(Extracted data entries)
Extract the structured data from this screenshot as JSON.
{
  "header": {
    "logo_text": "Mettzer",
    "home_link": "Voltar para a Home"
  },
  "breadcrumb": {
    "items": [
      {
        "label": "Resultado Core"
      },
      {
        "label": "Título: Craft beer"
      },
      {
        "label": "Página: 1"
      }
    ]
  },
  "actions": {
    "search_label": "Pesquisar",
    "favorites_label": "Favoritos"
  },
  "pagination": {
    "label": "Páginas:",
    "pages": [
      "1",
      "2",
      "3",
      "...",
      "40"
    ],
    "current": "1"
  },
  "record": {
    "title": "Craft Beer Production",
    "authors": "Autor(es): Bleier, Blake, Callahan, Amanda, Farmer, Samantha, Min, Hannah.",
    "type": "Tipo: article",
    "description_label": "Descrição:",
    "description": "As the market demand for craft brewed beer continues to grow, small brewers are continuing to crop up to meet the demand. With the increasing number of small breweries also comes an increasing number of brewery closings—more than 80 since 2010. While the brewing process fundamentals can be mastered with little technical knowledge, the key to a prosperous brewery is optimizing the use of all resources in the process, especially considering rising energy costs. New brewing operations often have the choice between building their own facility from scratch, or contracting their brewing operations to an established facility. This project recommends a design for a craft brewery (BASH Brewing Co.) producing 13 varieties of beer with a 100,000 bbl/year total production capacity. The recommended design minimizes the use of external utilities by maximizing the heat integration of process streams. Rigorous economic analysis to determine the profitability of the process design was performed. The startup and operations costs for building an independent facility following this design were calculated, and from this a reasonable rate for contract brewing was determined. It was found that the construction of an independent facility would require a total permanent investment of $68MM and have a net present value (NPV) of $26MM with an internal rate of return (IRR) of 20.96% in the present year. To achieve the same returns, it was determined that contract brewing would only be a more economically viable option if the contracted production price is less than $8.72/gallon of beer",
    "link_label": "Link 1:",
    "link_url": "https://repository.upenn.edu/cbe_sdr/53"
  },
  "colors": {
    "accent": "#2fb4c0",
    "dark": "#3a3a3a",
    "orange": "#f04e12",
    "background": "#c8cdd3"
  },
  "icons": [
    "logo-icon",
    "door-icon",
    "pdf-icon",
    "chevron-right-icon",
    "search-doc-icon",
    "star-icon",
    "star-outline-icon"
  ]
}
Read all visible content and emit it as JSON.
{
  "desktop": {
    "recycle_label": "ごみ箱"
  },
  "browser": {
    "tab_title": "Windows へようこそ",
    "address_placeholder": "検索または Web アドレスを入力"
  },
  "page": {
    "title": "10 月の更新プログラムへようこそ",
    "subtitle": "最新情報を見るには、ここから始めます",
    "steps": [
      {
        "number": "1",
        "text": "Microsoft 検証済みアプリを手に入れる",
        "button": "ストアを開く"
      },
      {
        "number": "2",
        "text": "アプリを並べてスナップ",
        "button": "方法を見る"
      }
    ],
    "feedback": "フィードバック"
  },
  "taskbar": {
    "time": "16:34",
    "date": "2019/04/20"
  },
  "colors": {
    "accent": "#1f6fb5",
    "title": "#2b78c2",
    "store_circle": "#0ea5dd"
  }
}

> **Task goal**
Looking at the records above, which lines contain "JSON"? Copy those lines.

> **Problem solution**
Extract the structured data from this screenshot as JSON.
Read all visible content and emit it as JSON.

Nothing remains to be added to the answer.